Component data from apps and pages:
= Beginning of Section =

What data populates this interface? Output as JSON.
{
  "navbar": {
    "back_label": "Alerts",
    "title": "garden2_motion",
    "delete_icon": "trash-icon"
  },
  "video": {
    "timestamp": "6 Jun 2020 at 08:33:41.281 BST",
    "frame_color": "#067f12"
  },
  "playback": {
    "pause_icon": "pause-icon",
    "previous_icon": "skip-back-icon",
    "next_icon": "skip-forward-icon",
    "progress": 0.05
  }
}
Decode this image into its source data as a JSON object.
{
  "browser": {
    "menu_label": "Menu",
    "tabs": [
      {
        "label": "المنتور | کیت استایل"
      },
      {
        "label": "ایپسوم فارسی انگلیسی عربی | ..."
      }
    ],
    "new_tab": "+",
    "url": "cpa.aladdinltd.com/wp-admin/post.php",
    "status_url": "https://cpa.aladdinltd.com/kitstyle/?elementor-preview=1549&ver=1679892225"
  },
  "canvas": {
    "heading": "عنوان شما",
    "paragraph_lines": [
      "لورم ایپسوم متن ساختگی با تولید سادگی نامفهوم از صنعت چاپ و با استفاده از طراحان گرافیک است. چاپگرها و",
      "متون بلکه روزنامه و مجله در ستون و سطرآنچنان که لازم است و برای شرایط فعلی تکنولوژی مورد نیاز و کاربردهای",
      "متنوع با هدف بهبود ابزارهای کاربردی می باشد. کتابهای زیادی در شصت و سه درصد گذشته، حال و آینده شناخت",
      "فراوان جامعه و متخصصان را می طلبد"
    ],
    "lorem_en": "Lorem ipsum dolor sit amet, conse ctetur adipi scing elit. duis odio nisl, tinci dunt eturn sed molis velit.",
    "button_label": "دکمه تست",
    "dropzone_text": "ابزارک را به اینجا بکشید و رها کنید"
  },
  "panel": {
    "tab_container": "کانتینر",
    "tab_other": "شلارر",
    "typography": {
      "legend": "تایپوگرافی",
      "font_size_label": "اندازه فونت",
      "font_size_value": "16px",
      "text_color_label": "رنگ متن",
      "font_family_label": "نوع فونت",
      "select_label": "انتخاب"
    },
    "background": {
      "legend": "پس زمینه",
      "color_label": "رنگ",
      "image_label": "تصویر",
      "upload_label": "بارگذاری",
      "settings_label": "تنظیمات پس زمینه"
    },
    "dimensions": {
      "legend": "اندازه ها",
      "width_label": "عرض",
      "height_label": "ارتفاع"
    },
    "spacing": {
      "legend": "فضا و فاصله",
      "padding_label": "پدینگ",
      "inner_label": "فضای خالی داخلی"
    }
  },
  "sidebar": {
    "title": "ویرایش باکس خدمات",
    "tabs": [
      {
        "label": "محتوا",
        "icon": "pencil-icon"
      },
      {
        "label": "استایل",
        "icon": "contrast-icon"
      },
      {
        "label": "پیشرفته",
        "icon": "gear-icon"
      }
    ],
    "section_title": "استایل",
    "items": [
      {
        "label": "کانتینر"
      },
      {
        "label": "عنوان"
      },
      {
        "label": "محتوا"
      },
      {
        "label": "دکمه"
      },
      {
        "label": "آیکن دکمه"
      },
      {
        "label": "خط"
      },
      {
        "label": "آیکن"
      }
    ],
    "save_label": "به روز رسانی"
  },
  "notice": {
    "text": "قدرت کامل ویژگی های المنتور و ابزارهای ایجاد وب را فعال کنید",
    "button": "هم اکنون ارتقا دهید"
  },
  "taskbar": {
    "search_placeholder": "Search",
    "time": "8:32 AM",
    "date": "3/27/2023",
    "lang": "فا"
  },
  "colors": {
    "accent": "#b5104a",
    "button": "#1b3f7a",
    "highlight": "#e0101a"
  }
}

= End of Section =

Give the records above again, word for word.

What data populates this interface? Output as JSON.
{
  "navbar": {
    "back_label": "Alerts",
    "title": "garden2_motion",
    "delete_icon": "trash-icon"
  },
  "video": {
    "timestamp": "6 Jun 2020 at 08:33:41.281 BST",
    "frame_color": "#067f12"
  },
  "playback": {
    "pause_icon": "pause-icon",
    "previous_icon": "skip-back-icon",
    "next_icon": "skip-forward-icon",
    "progress": 0.05
  }
}
Decode this image into its source data as a JSON object.
{
  "browser": {
    "menu_label": "Menu",
    "tabs": [
      {
        "label": "المنتور | کیت استایل"
      },
      {
        "label": "ایپسوم فارسی انگلیسی عربی | ..."
      }
    ],
    "new_tab": "+",
    "url": "cpa.aladdinltd.com/wp-admin/post.php",
    "status_url": "https://cpa.aladdinltd.com/kitstyle/?elementor-preview=1549&ver=1679892225"
  },
  "canvas": {
    "heading": "عنوان شما",
    "paragraph_lines": [
      "لورم ایپسوم متن ساختگی با تولید سادگی نامفهوم از صنعت چاپ و با استفاده از طراحان گرافیک است. چاپگرها و",
      "متون بلکه روزنامه و مجله در ستون و سطرآنچنان که لازم است و برای شرایط فعلی تکنولوژی مورد نیاز و کاربردهای",
      "متنوع با هدف بهبود ابزارهای کاربردی می باشد. کتابهای زیادی در شصت و سه درصد گذشته، حال و آینده شناخت",
      "فراوان جامعه و متخصصان را می طلبد"
    ],
    "lorem_en": "Lorem ipsum dolor sit amet, conse ctetur adipi scing elit. duis odio nisl, tinci dunt eturn sed molis velit.",
    "button_label": "دکمه تست",
    "dropzone_text": "ابزارک را به اینجا بکشید و رها کنید"
  },
  "panel": {
    "tab_container": "کانتینر",
    "tab_other": "شلارر",
    "typography": {
      "legend": "تایپوگرافی",
      "font_size_label": "اندازه فونت",
      "font_size_value": "16px",
      "text_color_label": "رنگ متن",
      "font_family_label": "نوع فونت",
      "select_label": "انتخاب"
    },
    "background": {
      "legend": "پس زمینه",
      "color_label": "رنگ",
      "image_label": "تصویر",
      "upload_label": "بارگذاری",
      "settings_label": "تنظیمات پس زمینه"
    },
    "dimensions": {
      "legend": "اندازه ها",
      "width_label": "عرض",
      "height_label": "ارتفاع"
    },
    "spacing": {
      "legend": "فضا و فاصله",
      "padding_label": "پدینگ",
      "inner_label": "فضای خالی داخلی"
    }
  },
  "sidebar": {
    "title": "ویرایش باکس خدمات",
    "tabs": [
      {
        "label": "محتوا",
        "icon": "pencil-icon"
      },
      {
        "label": "استایل",
        "icon": "contrast-icon"
      },
      {
        "label": "پیشرفته",
        "icon": "gear-icon"
      }
    ],
    "section_title": "استایل",
    "items": [
      {
        "label": "کانتینر"
      },
      {
        "label": "عنوان"
      },
      {
        "label": "محتوا"
      },
      {
        "label": "دکمه"
      },
      {
        "label": "آیکن دکمه"
      },
      {
        "label": "خط"
      },
      {
        "label": "آیکن"
      }
    ],
    "save_label": "به روز رسانی"
  },
  "notice": {
    "text": "قدرت کامل ویژگی های المنتور و ابزارهای ایجاد وب را فعال کنید",
    "button": "هم اکنون ارتقا دهید"
  },
  "taskbar": {
    "search_placeholder": "Search",
    "time": "8:32 AM",
    "date": "3/27/2023",
    "lang": "فا"
  },
  "colors": {
    "accent": "#b5104a",
    "button": "#1b3f7a",
    "highlight": "#e0101a"
  }
}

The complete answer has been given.